HTML and CSS Reference
pseudo-element. If you need your float-based layout to display properly in web browsers more than a
decade old you might need to choose an alternative method for clearing floats.
Versions 6 and 7 of Internet Explorer for Windows didn't support pseudo-elements or
generated content, so this float clearing technique doesn't work for those versions.
Unfortunately, those outdated versions are still in use in some corners of the Web, so
you'll often have to make some special concessions for them (though their numbers are
dwindling as people and companies gradually update their software).
However, those versions of IE included a mysterious and proprietary concept in their
rendering engines called “hasLayout.” A container block that “has layout” will
automatically expand to contain floating contents. You can learn more about the
weirdness of hasLayout, what it does in IE 6 and 7, and how to invoke it to compensate
for numerous CSS layout bugs at satzansatz.de/cssd/onhavinglayout.html
A float-based layout seems simple enough once you get the hang of it, but there are a few downsides as
well. A floating element is taken out of the normal flow of content and shifted to one side, but it doesn't
move up or down; the floated element's top edge will remain more or less where it would have been if it
wasn't floating. Sometimes you'll have to order elements in your document according to where they should
wind up when they float, which may not be ideal; you probably don't want a sidebar appearing before the
main article, for example. But with a bit of skill and craft, the float property is one of the best layout tools
at your disposal.
In addition to float , the position property is the other key layout tool in your CSS toolbox. With the
accompanying offset properties left , right , top , and bottom , you can move a positioned element
anywhere on the page and place it exactly where you want it to be. But like floating elements, positioned
elements have a few idiosyncrasies that you'll need to become familiar with.
The position property accepts four values: static , relative , absolute , and fixed . The default value
is static , which simply means the element has no special positioning, and appears on the page

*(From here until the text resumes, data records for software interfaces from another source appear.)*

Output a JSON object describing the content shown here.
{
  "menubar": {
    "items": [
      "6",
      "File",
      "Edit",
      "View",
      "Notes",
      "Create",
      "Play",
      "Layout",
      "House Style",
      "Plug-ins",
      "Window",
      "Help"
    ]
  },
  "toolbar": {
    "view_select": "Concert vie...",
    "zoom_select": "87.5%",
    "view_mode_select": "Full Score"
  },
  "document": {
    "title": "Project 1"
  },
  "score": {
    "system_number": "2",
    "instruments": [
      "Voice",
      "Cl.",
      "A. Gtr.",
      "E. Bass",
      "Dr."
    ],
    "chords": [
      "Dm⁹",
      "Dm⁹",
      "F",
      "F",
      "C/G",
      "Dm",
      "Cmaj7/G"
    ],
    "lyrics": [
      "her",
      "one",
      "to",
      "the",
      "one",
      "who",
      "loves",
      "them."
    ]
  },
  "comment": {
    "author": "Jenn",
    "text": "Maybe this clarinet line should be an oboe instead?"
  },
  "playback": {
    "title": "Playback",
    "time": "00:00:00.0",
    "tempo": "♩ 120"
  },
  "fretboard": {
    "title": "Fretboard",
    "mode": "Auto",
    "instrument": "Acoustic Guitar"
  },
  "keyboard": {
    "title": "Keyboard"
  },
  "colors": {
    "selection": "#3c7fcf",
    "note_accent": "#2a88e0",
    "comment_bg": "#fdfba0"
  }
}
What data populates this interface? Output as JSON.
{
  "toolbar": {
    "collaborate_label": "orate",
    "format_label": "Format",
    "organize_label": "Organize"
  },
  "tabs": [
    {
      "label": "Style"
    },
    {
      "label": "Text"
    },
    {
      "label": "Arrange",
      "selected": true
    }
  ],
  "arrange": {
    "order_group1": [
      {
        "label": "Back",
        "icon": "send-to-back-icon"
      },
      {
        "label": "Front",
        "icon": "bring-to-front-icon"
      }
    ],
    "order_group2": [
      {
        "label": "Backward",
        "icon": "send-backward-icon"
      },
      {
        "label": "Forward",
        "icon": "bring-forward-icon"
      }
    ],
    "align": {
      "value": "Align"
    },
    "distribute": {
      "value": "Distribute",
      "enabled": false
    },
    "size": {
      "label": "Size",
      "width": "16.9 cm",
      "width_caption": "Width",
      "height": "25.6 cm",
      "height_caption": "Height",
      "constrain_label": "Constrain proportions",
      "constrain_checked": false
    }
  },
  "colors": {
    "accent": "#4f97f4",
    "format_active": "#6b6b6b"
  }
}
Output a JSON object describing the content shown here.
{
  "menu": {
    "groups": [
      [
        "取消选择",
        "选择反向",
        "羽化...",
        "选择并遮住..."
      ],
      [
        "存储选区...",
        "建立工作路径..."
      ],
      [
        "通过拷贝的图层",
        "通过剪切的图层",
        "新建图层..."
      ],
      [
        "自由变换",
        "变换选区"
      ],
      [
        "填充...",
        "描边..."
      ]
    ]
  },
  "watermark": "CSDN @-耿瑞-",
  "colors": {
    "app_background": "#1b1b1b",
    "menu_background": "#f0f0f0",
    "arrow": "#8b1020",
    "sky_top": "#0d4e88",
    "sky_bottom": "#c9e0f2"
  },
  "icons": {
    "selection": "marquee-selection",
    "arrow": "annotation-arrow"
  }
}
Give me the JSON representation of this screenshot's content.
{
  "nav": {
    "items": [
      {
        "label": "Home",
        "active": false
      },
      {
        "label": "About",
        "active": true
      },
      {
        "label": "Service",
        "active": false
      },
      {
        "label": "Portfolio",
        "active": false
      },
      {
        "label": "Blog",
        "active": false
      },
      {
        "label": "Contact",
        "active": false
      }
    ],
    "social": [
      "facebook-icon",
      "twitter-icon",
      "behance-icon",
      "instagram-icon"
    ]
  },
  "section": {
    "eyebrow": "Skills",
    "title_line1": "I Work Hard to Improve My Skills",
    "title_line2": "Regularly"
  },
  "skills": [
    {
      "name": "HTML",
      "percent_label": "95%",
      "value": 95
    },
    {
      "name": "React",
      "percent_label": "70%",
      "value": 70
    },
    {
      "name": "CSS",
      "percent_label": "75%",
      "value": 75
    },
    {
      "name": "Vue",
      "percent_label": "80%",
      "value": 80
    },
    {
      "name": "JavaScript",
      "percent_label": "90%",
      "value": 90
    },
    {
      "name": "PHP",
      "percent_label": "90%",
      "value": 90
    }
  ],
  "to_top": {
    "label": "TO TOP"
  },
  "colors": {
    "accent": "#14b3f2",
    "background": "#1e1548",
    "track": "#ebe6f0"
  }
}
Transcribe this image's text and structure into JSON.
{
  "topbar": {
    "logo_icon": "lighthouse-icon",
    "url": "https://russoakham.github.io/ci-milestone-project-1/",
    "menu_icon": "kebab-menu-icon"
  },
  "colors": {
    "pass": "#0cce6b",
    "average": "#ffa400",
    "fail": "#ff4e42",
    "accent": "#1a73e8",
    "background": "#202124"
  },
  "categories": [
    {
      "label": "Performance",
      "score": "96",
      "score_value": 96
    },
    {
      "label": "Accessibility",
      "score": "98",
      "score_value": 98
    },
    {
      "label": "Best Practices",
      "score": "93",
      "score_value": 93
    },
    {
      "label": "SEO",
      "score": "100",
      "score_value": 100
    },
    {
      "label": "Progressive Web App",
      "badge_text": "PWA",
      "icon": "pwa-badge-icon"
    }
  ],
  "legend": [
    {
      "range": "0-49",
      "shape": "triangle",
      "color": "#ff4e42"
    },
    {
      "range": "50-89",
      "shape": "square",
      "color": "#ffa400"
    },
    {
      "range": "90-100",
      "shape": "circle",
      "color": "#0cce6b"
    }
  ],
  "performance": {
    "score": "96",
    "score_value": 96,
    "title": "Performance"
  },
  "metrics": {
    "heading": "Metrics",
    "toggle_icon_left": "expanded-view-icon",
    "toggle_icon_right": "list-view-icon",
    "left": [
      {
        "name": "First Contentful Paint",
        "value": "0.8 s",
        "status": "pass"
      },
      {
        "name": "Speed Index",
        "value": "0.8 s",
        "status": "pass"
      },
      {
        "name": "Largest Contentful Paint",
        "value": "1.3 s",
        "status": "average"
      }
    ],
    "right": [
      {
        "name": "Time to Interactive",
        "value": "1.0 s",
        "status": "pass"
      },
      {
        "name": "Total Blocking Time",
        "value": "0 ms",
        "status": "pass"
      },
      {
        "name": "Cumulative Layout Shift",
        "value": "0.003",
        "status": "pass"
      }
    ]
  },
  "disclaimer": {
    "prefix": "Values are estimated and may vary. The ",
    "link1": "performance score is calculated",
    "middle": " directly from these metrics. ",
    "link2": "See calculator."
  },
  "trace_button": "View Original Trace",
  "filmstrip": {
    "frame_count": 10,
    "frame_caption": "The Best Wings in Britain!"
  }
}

according to its place in the normal flow. Because static is the default, automatically assigned to every
element, you'll rarely need to declare it in your own style sheets except to override a different position
value declared elsewhere. Adding position:static to a rule simply resets the element back to its
normal place in the flow. The other positioning schemes—relative, absolute, and fixed—are where it starts
to get interesting.
When an element's position is relative, it's initially laid out according to the normal content flow. From there
you can shift the element to a different position with the left , right , top , or bottom offset properties, any
of which will take a percentage or a length as their value, or auto to revert to the normal flow position with